When I moved up to a pair of Martin-Logan CLXs, I wanted to take advantage of the custom crossovers provided by Martin-Logan for these speakers as mains, so I sold the Entecs and bought one Martin-Logan Balanced Force 210 sub. It sounded great with the custom crossover filter. It also had more than enough output for my 25x20x11 listening room. It is currently placed in between the mains.
What is the game changer for this subwoofer though it the ability to use the Perfect Bass Kit (PBK) to create an inverse correction filter for room nodes. To be honest, I was skeptical at first, and put off doing the set-up for weeks, to my deficit. The difference in bass quality and musical enjoyment between corrected and uncorrected is stunning. You know how in some songs some of the bass notes are more prominent than others? That ends. Runs up and down the neck of an electric bass are now essentially equal in volume. Same with double bass and lower cello, etc.
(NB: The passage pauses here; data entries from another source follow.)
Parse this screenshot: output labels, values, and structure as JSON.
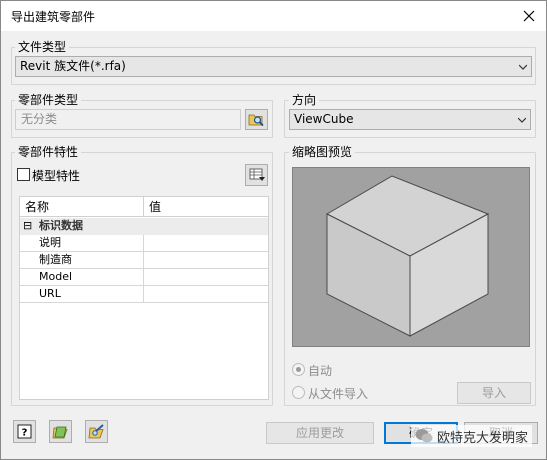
{
  "title": "导出建筑零部件",
  "file_type": {
    "label": "文件类型",
    "value": "Revit 族文件(*.rfa)"
  },
  "part_type": {
    "label": "零部件类型",
    "value": "无分类"
  },
  "direction": {
    "label": "方向",
    "value": "ViewCube"
  },
  "part_props": {
    "label": "零部件特性",
    "model_props_label": "模型特性",
    "model_props_checked": false,
    "headers": [
      "名称",
      "值"
    ],
    "category": "标识数据",
    "category_toggle": "⊟",
    "rows": [
      {
        "name": "说明",
        "value": ""
      },
      {
        "name": "制造商",
        "value": ""
      },
      {
        "name": "Model",
        "value": ""
      },
      {
        "name": "URL",
        "value": ""
      }
    ]
  },
  "thumbnail": {
    "label": "缩略图预览",
    "option_auto": "自动",
    "option_auto_checked": true,
    "option_file": "从文件导入",
    "import_button": "导入"
  },
  "footer": {
    "apply": "应用更改",
    "ok": "确定",
    "cancel": "取消"
  },
  "watermark": "欧特克大发明家"
}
I agree with many above that multiple subs provide a smoother response across the whole room, which is a great reason for multiple, but in my single listening position, I can get a much flatter bass response curve than most uncorrected multiple sub systems.
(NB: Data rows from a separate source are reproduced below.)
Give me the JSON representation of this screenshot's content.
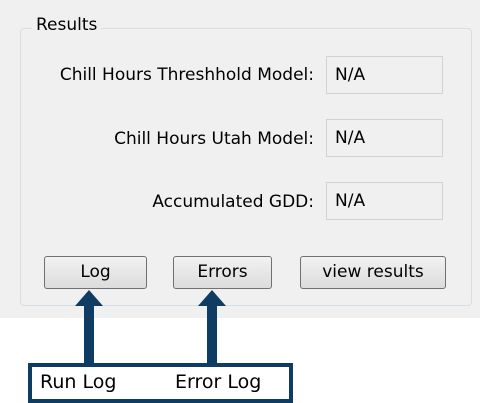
{
  "group": {
    "title": "Results"
  },
  "rows": [
    {
      "label": "Chill Hours Threshhold Model:",
      "value": "N/A"
    },
    {
      "label": "Chill Hours Utah Model:",
      "value": "N/A"
    },
    {
      "label": "Accumulated GDD:",
      "value": "N/A"
    }
  ],
  "buttons": {
    "log": "Log",
    "errors": "Errors",
    "view_results": "view results"
  },
  "annotation": {
    "run_log": "Run Log",
    "error_log": "Error Log",
    "color": "#0f3c63"
  }
}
@puppyt, if you have not done the PBK, it is essential before trying other things. If you are still dissatisfied, I am a potential buyer of your 210. I want another one, not for output, but I do think there is stereo bass information to be recovered in some recordings, principally in live concert recordings.
docknow: " I want another one, not for output, but I do think there is stereo bass information to be recovered in some recordings, principally in live concert recordings."
I don’t know why you believe this. There are 2 factual problems with your statement:
1. Humans are unable to localize (determine where a sound is coming from) on all bass tones below 80 Hz. Therefore, we perceive all bass below 80 Hz as mono bass and there is no stereo imaging created, occurring or perceived with bass sound frequencies this deep, whether heard played live or recorded
2. There are virtually zero commercially available music recordings containing stereo bass (separate and unique left and right channel bass content) below 100 Hz. Recording engineers have known that humans cannot localize bass frequencies below 80 Hz for more than 70 years and, as a result, have been summing all recorded bass content below 100 Hz to mono on their recording mixes on all formats (LPs, CDs and even high resolution direct to digital music files) ever since.
If you doubt this, just try to identify a single commercially available music recording from the past 70 years, on any format, that contains stereo bass below 100 Hz. If you find a single example, it will be the very first that I, and millions of other music lovers worldwide, are aware of.
So, even if you are superhuman and can localize bass sound tones below 80 Hz and setup your system to reproduce bass frequencies below 80 Hz in stereo, there’s virtually zero music content available worldwide to play on it. I’d suggest this makes the debate, over whether or not true stereo deep bass below 80 Hz is feasible, moot. Wouldn’t you?
Current direct to digital high resolution recording technology actually is capable of recording music with separate and unique left and right channel bass content below 100 Hz. The reality that recording engineers still sum the bass below 100 Hz on these recordings to mono is due to the very important truth that fact #1 from above still applies, humans are unable to localize bass sound tones under 80 Hz.
I hope these facts have convinced you that the pursuit of a system capable of reproducing true stereo bass below 80 Hz is futile. Instead, I suggest you use a minimum of 2 and up to 4 subs to create a high quality mono bass system with bass extension down to a least 20 Hz. I can describe in detail how and why to do this in a future post if you’d like.